Can you tell what this chapter is about? And so, Melville is off on his beautiful descriptions again. I’m not sure if I’m in this frame of mind because I’ve set to communicate my thoughts on each chapter of this book, so I’m bound to read it anyway – or if I do genuinely enjoy his descriptions of the people and places. The way he describes New Bedford in this little chapter is makes me want to visit. I’m sure a lot of it is the same, but I’m also sure it’s a tourist destination for people who want to see quaint New England towns (this is considered New England, yes?).
Again, I’m reminded of fantasy authors who have to build a world before bringing the reader into the story. I believe that many contemporary authors could take a few notes from Melville. He only spends a page or so on each new aspect of the world. The only problem is that there are so many characters and the story takes place across the whole world, that this technique produces a large book.
I’m not quite sure where I’m going with this line of thought. Basically, I wish fantasy authors would world-build the way Melville does. But I’m sure there are many differences of opinion out there. If you’ve read Moby Dick, let me know what you think.
Lascars – plural for Lascar, a sailor from India or South-East Asia.
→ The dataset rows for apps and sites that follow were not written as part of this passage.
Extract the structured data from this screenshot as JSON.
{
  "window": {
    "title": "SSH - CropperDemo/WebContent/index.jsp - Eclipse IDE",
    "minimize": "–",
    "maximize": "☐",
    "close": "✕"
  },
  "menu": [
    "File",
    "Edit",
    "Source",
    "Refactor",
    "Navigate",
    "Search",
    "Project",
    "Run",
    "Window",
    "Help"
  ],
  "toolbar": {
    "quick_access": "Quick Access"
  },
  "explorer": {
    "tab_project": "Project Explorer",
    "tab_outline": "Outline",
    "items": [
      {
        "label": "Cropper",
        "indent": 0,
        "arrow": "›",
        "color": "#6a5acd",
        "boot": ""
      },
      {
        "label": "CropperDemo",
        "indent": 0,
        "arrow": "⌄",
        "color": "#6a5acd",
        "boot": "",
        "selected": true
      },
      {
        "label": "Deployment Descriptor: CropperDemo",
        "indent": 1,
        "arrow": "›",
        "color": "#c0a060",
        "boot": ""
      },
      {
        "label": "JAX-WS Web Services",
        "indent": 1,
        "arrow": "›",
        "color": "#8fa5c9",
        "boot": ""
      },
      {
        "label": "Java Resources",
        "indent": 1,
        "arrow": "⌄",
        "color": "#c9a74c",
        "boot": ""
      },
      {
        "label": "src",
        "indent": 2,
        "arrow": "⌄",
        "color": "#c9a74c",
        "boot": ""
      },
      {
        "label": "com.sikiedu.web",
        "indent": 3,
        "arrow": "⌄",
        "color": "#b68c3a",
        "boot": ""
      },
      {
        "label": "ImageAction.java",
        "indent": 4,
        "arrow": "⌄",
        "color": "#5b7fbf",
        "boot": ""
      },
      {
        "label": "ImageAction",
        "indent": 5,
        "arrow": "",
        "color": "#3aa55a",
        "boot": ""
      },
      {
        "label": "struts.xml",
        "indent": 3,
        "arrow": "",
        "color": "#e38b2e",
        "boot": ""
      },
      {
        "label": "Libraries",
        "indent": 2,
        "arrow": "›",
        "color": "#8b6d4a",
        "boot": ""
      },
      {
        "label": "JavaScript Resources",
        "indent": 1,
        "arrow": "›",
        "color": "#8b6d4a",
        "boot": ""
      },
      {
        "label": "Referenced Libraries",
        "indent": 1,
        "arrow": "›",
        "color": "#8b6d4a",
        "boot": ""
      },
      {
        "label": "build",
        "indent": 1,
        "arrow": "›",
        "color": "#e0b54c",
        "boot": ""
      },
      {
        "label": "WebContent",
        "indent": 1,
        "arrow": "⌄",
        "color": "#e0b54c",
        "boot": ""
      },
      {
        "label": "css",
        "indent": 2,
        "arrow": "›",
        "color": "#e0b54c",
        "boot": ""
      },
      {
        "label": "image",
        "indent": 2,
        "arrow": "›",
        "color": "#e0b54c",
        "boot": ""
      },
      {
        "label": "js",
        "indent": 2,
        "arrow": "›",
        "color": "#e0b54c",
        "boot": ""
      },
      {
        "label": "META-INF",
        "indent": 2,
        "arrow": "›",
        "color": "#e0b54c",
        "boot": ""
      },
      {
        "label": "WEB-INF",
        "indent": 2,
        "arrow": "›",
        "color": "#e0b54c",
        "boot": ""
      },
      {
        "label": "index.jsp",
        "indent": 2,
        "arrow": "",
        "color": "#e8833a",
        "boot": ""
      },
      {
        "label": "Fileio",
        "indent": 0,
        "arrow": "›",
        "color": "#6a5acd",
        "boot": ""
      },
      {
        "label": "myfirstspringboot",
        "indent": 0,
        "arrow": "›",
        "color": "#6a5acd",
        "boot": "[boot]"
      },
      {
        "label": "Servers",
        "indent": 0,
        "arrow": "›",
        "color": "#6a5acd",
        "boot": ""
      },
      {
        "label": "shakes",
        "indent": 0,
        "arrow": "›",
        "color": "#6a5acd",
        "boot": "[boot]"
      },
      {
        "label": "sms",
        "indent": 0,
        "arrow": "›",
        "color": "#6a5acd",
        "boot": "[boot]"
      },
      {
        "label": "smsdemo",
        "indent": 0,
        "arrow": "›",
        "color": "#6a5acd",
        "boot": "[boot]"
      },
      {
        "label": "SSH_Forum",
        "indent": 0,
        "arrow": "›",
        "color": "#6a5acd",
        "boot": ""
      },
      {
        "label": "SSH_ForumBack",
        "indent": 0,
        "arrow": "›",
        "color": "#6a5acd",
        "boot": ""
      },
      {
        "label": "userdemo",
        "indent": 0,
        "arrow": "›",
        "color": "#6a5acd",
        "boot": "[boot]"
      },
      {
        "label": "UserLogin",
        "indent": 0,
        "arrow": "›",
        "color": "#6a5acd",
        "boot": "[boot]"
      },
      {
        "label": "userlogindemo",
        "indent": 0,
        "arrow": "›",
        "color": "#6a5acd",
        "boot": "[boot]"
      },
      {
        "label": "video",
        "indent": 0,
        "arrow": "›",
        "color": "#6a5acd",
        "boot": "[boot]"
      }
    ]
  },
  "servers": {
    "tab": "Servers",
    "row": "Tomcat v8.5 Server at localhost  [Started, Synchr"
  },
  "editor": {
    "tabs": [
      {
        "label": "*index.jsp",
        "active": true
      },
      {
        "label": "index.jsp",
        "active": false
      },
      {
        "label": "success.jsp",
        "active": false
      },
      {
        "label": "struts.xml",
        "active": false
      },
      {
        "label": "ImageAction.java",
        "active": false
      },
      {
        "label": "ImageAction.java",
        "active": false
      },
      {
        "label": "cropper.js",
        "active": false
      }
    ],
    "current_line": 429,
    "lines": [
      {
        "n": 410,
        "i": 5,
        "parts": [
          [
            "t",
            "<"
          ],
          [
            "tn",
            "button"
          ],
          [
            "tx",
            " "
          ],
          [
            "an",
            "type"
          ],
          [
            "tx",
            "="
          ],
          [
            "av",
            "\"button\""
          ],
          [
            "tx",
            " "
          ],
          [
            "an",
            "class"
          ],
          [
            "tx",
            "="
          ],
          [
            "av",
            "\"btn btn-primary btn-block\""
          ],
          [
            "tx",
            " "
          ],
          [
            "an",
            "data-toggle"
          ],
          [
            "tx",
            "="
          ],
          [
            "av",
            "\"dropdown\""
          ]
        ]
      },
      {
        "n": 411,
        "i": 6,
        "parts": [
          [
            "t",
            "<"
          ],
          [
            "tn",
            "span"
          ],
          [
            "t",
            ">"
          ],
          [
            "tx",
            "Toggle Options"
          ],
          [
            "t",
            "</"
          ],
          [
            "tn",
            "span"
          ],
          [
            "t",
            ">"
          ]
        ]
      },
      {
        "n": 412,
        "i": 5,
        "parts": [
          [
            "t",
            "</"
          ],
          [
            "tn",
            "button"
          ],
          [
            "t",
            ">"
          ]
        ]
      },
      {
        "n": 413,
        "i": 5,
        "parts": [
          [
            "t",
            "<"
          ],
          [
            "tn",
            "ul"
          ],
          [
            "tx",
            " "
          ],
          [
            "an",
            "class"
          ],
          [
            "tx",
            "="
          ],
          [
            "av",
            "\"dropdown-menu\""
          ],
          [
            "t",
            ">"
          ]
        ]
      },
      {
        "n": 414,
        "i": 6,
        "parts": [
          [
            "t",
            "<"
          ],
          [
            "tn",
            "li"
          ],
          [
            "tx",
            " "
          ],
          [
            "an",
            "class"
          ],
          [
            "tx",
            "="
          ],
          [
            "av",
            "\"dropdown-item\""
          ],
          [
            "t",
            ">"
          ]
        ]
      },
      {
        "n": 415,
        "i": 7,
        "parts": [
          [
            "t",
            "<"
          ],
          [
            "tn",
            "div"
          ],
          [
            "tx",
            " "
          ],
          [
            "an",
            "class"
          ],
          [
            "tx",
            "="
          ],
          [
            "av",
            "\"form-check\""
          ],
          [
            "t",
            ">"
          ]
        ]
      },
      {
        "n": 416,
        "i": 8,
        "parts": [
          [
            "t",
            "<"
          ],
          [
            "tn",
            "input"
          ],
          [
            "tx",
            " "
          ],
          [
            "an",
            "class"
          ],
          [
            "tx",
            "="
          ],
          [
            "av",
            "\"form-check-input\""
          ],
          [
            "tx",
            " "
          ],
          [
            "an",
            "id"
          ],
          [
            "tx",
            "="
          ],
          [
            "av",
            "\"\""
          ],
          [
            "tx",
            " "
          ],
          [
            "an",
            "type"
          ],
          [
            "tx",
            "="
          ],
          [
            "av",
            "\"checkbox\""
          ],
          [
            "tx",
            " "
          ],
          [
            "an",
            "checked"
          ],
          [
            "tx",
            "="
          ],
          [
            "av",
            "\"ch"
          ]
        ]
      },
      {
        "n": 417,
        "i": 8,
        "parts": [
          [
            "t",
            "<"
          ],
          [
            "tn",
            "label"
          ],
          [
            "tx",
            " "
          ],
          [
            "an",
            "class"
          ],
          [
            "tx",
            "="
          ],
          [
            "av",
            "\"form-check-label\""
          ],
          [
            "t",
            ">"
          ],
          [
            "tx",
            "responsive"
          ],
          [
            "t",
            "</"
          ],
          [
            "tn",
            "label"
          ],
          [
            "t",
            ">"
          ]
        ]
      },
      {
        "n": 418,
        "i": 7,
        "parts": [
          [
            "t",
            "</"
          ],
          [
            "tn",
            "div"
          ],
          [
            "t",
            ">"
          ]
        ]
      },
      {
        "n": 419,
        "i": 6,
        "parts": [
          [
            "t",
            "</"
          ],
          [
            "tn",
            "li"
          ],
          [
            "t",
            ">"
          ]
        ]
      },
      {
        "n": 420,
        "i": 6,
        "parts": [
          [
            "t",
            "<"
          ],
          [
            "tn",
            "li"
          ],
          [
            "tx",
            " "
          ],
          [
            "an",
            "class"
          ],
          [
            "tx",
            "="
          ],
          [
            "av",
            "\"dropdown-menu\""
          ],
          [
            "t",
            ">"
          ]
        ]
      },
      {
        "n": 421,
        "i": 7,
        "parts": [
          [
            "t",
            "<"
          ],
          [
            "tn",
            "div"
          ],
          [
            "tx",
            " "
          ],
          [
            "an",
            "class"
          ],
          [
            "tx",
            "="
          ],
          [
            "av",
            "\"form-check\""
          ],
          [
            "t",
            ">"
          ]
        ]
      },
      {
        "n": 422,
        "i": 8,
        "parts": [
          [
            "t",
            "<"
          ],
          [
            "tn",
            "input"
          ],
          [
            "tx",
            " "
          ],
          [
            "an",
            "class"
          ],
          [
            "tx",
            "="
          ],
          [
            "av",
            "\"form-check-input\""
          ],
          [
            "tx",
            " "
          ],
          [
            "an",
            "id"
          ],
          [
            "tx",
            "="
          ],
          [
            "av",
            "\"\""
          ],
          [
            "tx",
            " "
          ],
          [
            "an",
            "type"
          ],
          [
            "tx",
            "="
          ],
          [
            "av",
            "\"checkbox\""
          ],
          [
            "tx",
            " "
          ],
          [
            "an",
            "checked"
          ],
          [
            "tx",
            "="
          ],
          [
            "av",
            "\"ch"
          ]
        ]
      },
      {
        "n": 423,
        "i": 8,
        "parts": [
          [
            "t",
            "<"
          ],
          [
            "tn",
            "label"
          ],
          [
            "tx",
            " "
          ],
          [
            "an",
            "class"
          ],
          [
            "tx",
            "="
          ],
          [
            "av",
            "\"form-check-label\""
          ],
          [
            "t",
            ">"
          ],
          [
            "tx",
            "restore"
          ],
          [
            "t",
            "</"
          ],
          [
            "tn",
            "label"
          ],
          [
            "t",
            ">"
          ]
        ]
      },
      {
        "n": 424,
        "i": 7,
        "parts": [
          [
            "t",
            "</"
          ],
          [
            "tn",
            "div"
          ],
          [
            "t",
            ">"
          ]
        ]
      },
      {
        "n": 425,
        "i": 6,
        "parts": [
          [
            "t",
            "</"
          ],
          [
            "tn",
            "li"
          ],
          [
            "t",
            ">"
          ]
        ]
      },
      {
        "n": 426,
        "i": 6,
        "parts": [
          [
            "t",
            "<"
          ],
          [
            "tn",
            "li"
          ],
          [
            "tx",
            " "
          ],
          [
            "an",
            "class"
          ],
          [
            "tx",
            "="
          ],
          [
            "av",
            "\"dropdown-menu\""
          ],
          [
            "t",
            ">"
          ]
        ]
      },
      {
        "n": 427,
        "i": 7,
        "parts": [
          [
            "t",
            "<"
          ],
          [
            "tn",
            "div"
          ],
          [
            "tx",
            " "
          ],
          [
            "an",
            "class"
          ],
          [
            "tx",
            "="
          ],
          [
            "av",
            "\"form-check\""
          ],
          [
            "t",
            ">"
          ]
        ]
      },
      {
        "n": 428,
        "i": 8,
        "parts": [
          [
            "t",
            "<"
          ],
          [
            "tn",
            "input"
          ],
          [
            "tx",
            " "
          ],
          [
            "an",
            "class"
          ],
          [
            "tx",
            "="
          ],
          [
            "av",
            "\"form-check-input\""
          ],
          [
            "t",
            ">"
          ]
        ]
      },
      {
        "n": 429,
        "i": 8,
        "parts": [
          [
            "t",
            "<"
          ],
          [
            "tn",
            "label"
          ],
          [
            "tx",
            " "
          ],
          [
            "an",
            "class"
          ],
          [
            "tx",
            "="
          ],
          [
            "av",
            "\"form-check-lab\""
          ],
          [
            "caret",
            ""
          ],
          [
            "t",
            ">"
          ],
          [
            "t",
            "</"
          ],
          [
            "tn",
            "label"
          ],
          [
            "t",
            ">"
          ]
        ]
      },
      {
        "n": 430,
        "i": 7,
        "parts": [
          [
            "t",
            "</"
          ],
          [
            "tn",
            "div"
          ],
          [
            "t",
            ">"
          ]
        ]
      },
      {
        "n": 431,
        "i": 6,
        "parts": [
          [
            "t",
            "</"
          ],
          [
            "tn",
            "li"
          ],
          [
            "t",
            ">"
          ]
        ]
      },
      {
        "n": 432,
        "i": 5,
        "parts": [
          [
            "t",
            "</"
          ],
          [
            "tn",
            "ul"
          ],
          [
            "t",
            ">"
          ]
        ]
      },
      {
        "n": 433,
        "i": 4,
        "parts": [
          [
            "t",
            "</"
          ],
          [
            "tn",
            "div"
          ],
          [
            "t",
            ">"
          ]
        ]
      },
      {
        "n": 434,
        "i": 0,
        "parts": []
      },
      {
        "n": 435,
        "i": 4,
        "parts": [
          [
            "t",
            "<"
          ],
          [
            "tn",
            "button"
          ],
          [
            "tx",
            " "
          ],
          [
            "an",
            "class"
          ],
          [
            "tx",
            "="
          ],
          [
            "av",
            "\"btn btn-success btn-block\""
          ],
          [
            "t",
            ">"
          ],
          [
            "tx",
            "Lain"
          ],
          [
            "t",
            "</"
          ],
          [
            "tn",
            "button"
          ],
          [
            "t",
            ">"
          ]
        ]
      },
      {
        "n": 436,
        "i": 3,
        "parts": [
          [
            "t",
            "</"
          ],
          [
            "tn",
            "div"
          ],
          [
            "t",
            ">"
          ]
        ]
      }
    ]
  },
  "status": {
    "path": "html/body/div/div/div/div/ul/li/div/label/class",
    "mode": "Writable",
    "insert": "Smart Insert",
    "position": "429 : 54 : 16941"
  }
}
I think it’s an outdated term
Tongatobooarrs, Erromanggoans, Pannangians, Brighggians – the closest I could come for definitions of these was this thread from 2001, where posters posit different ideas for which peoples these names refer to. But I’m thinking that possibly they were made up nationalities, like Queequeg’s fictional place of birth, Rokovoko.
Bombazine cloak – a twilled or corded fabric, usually made with a silk warp or weft.
Scoria – ‘basaltic lava ejected as fragments from a volcano, typically with a frothy texture’ from Google Dictionary.